The Japanese economy isn’t showing a significant improvement. The CEI growth is flat, while the LEI growth contracted, suggesting a slowing recovery in the Japanese economy. A strengthening yen continues to weigh on exports and industrial activity. Japan’s PMI dipped to 48.2 in April from 49.1 in the previous month, suggesting a contraction in manufacturing. New export orders and production both declined. In regard to flat economic performance and weaker manufacturing activity, the Bank of Japan’s decision to not expand its monetary stimulus came as a surprise. On the domestic demand front, March’s retail sales were still weak (+1.4% mom, -1.1% yoy) and consumer prices remained subdued (+0.1% mom, -0.1% yoy). Food prices eased while transportation and housing costs declined further.
In Indonesia, the latest CEI and LEI suggest that economic activity improved further. In Q1 2016, Indonesia’s GDP grew by 4.92 percent yoy, faster than in Q1 2015 (+ 4.73% yoy) sustained by firm domestic demand and investment. On the expenditures side, households consumption (+4.94% yoy), gross fixed capital formation (+5.57% yoy), and government consumption (+2.93% yoy) expanded, while exports contracted (-3.88% yoy). Of the top 5 sectors, manufacturing sector growth reached 4.59% yoy, the agriculture, forestry and fisheries sector +1.85% yoy, the wholesales and retail trade sector +4.04% yoy, and the construction sector (+7.87% yoy. The mining & quarrying sector, however, still contracted (-0.66% yoy). On the monetary side, Bank Indonesia left its benchmark rate unchanged at 6.75 percent, with the Lending Facility and the Deposit Facility rate stayed at 7.25 percent and 4.75 percent, respectively. Stable inflation, lower interest rates, and brighter economic prospects boosted the average USD/IDR rate (+0.15% mom). Meanwhile, stronger consumer and business sentiment suggest brisker economic activities, which, in turn, would lead to higher imports.

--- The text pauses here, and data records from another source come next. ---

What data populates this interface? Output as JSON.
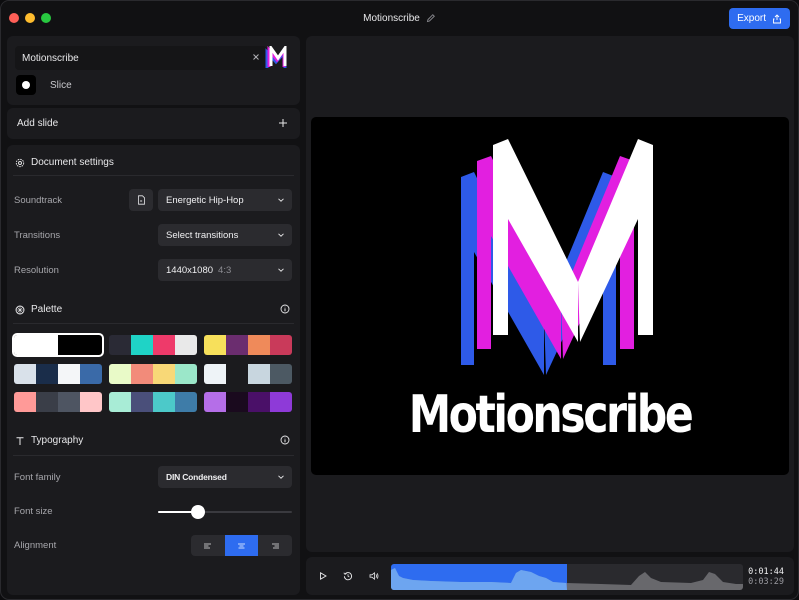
{
  "window": {
    "title": "Motionscribe",
    "export_label": "Export"
  },
  "project": {
    "name": "Motionscribe",
    "slice_label": "Slice",
    "add_slide_label": "Add slide"
  },
  "settings": {
    "heading": "Document settings",
    "soundtrack_label": "Soundtrack",
    "soundtrack_value": "Energetic Hip-Hop",
    "transitions_label": "Transitions",
    "transitions_value": "Select transitions",
    "resolution_label": "Resolution",
    "resolution_value": "1440x1080",
    "resolution_ratio": "4:3"
  },
  "palette": {
    "heading": "Palette",
    "swatches": [
      [
        "#ffffff",
        "#000000"
      ],
      [
        "#2a2a35",
        "#1fd3c6",
        "#ee3a6a",
        "#e9e9e9"
      ],
      [
        "#f7e05b",
        "#6b2d6f",
        "#ef8a5a",
        "#c93a5a"
      ],
      [
        "#d9e1ea",
        "#1a2d4a",
        "#f4f6f8",
        "#3a6aa8"
      ],
      [
        "#e9fac8",
        "#f28b7a",
        "#f8d877",
        "#9be7c9"
      ],
      [
        "#eef3f7",
        "#1b1b1e",
        "#c8d6df",
        "#4c5963"
      ],
      [
        "#ff9a98",
        "#3a3e48",
        "#4e5562",
        "#ffc6c8"
      ],
      [
        "#a8ecd6",
        "#4a4f7a",
        "#4cc9c9",
        "#3e7ca8"
      ],
      [
        "#b56ee8",
        "#1a0a1e",
        "#4a1068",
        "#8e3ad8"
      ]
    ],
    "selected_index": 0
  },
  "typography": {
    "heading": "Typography",
    "font_family_label": "Font family",
    "font_family_value": "DIN Condensed",
    "font_size_label": "Font size",
    "font_size_fraction": 0.3,
    "alignment_label": "Alignment",
    "alignment_value": "center"
  },
  "preview": {
    "title": "Motionscribe"
  },
  "timeline": {
    "current_time": "0:01:44",
    "total_time": "0:03:29",
    "progress_fraction": 0.5
  }
}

In view of the latest developments, we expect Indonesia’s exports to reach US$ 11.5 bn in April 2016, with imports reaching US$ 11.9 bn. This will translate into a trade deficit of US$ 436.8 mn in April 2016.

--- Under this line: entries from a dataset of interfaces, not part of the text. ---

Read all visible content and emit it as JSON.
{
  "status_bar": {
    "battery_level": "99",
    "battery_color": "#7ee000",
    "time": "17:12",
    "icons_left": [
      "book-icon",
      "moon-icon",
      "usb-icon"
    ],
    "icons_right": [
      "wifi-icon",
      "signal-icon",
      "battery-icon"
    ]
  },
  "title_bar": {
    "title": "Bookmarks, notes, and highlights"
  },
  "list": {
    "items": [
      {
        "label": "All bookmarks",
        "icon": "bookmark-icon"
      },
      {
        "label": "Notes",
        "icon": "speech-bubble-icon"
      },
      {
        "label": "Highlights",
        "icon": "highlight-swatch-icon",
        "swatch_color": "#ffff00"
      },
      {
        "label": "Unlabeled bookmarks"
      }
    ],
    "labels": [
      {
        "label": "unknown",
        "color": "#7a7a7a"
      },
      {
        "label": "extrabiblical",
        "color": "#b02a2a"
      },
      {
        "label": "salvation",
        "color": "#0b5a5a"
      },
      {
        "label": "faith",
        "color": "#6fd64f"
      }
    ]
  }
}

CPI & SBI Outlook March 2016
March 30, 2016 09:40 WIB
Consumer prices declined in February with deflation of 0.09 percent MoM. On a YoY comparison, headline inflation reached just 4.42 percent. By component, both the foodstuffs component (-0.04 percent MoM) and the non-foodstuffs component (-0.13 percent MoM) posted declines.Three components of the CPI posted monthly declines in February, namely the foodstuffs, housing and transportation components, which fell by 0.58 percent, 0.45 percent, and 0.15 percent, respectively. By contrast, prices in the clothing component (+0.64 percent MoM) and prepared foods component (+0.63 percent MoM) posted higher increases, while prices in the medical care component (+0.26 percent MoM) and education component (+0.06 percent MoM) posted lower increases.
|Exports||US$ 12.20 bn|
|Imports||US$ 11.10 bn|
|Trade Balance||US$ 1.10 bn|
Forecast for 2016
|Exports||US$ 148.50 bn|
|Imports||US$ 147.20 bn|
|Trade Balance||US$ 1.30 bn|
|End of period(% p.a)||6.75|
Forecast for 2016
- Trade Balance Review June 2015
- Trade Outlook July 2015
- Trade Outlook June 2015
- Inflation Outlook May 2015
- April 2015 Inflation Outlook
CPI & SBI Outlook
- CPI & SBI Outlook November 2014
- CPI & SBI Outlook September 2014
- CPI & SBI Outlook August 2014
- CPI & SBI Outlook June 2014
- CPI & SBI Outlook May 2014